> Description of the task:
Go through the data and copy each line where the word "title" shows up.

━━━━━ Materials provided ━━━━━

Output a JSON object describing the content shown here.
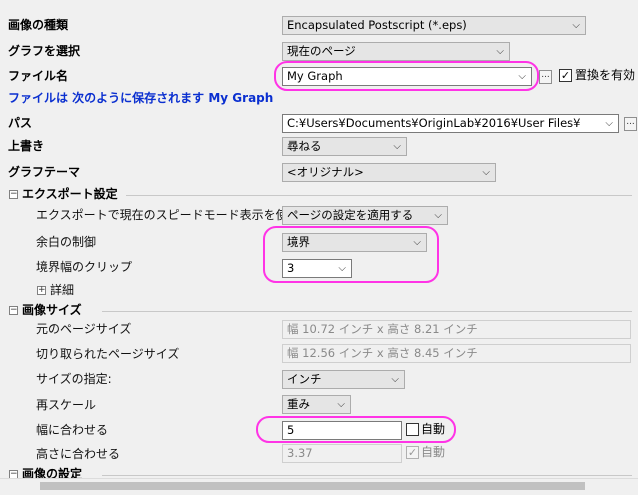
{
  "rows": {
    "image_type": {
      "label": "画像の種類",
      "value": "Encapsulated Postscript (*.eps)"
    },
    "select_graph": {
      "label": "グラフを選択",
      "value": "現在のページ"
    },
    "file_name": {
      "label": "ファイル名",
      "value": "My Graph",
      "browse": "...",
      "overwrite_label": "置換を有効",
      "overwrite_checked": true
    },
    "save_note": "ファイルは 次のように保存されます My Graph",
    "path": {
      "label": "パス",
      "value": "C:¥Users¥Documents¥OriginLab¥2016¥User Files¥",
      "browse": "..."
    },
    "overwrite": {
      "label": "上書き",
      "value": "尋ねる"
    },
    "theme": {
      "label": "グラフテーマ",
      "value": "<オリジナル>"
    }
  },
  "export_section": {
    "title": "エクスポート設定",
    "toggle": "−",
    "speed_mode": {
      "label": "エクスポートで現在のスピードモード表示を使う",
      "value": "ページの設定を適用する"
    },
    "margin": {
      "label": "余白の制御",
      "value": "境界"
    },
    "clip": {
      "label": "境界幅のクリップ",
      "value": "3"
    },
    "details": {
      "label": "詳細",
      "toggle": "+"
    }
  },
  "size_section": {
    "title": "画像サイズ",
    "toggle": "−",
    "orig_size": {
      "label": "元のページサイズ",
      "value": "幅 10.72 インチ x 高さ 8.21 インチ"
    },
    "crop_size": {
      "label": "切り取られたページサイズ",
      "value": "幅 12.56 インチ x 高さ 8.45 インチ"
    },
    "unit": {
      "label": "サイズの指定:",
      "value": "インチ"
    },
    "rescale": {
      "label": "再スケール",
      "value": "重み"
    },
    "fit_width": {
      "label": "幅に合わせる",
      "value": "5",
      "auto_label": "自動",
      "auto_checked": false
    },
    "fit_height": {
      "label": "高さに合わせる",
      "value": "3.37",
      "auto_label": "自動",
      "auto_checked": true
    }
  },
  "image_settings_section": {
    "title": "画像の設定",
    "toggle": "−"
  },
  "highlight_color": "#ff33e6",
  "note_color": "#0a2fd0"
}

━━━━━

> Your solution:
    "title": "エクスポート設定",
    "title": "画像サイズ",
    "title": "画像の設定",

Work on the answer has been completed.